A life estate deed is not the only way to transfer property at death. Property will automatically transfer to the surviving owner at death if it is titled as tenancy by the entirety, joint tenants with rights of survivorship, or community property with rights of survivorship. With these forms of co-ownership, the owners have simultaneous possessory rights. Each owner can occupy or use the property at the same time.
A life estate deed is also a form of co-ownership. Both the life tenant and the remainder beneficiary have real interests in the property. But unlike other forms of co-ownership, they do not have property rights at the same time as each other. Instead, their interests are stacked in time. Only the life tenant has a right to current possession of the property. The remainder beneficiary’s interest does not begin until the life tenant’s death.
Life Estate Deeds and Lady Bird Deeds
Life estate deeds are often used to avoid probate. There is no need to probate the life tenant’s estate in order for the remainder beneficiary to acquire title to the real estate. To establish title to the property, the remainder beneficiary can simply file the life tenant’s death certificate in the land records.
There are a few downsides to using traditional life estate deeds to avoid probate. Once the transfer is made, the remainder beneficiary has a real, enforceable property right. The life tenant cannot simply change his or her mind. For example, if the life tenant wants to sell the property later, the remainder beneficiary must consent to the sale.

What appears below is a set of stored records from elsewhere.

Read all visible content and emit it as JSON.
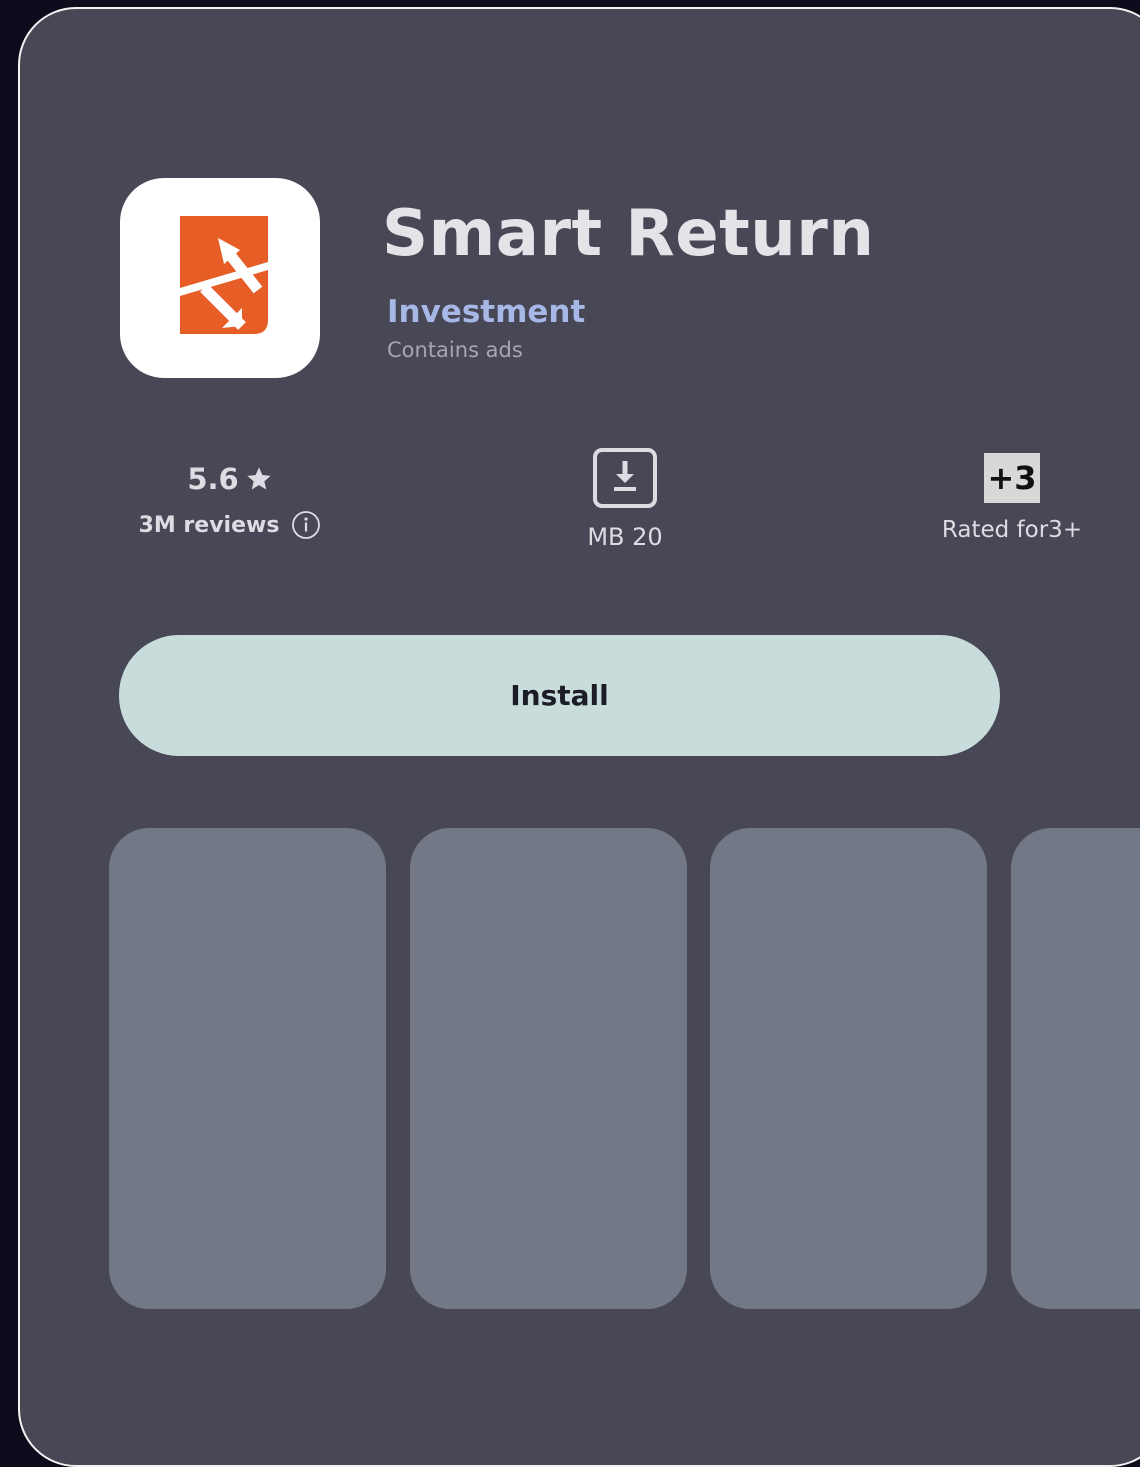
{
  "app": {
    "title": "Smart Return",
    "category": "Investment",
    "ads_notice": "Contains ads",
    "icon": "smart-return-logo",
    "icon_color": "#e65d26"
  },
  "stats": {
    "rating": "5.6",
    "reviews": "3M reviews",
    "size": "MB 20",
    "age_badge": "+3",
    "age_label": "Rated for3+"
  },
  "actions": {
    "install_label": "Install"
  },
  "screenshots": {
    "count": 4,
    "placeholder_color": "#727885"
  },
  "colors": {
    "background": "#484756",
    "install_button": "#c8dcdb",
    "category": "#a8b8e6"
  }
}
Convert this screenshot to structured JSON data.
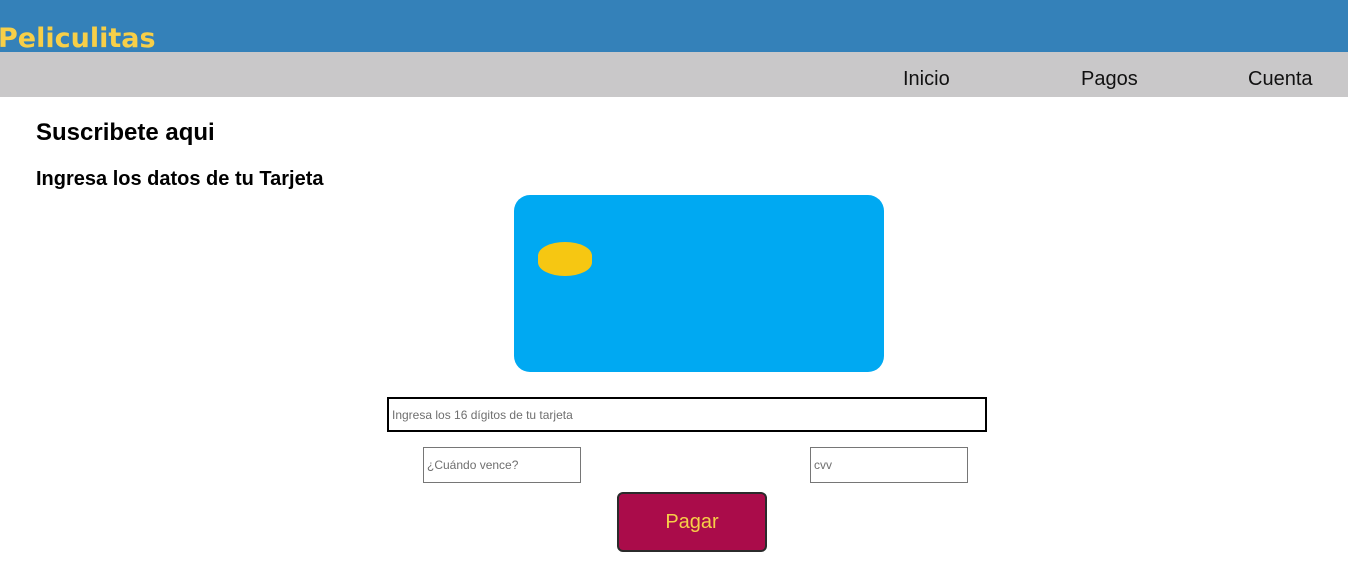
{
  "header": {
    "brand": "Peliculitas"
  },
  "nav": {
    "items": [
      "Inicio",
      "Pagos",
      "Cuenta"
    ]
  },
  "main": {
    "title": "Suscribete aqui",
    "subtitle": "Ingresa los datos de tu Tarjeta"
  },
  "form": {
    "card_number_placeholder": "Ingresa los 16 dígitos de tu tarjeta",
    "expiry_placeholder": "¿Cuándo vence?",
    "cvv_placeholder": "cvv",
    "submit_label": "Pagar"
  },
  "colors": {
    "header_bg": "#3481b9",
    "brand": "#f7cf48",
    "nav_bg": "#c9c8c9",
    "card": "#00a9f2",
    "chip": "#f6c712",
    "button_bg": "#aa0c4a",
    "button_text": "#f7cf48"
  }
}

To avoid these problems, some states allow the use of a special deed form called a lady bird deed form. Like a traditional life estate deed, a lady bird deed avoids probate on the death of the life tenant. But unlike a traditional life estate deed, the life tenant may freely deal with the property during his or her lifetime without the remainder beneficiary’s involvement. The life tenant may even change the remainder beneficiary or undo the life estate arrangement, all without the remainder beneficiary’s consent. This flexibility often makes a lady bird deed a popular alternative for avoiding probate.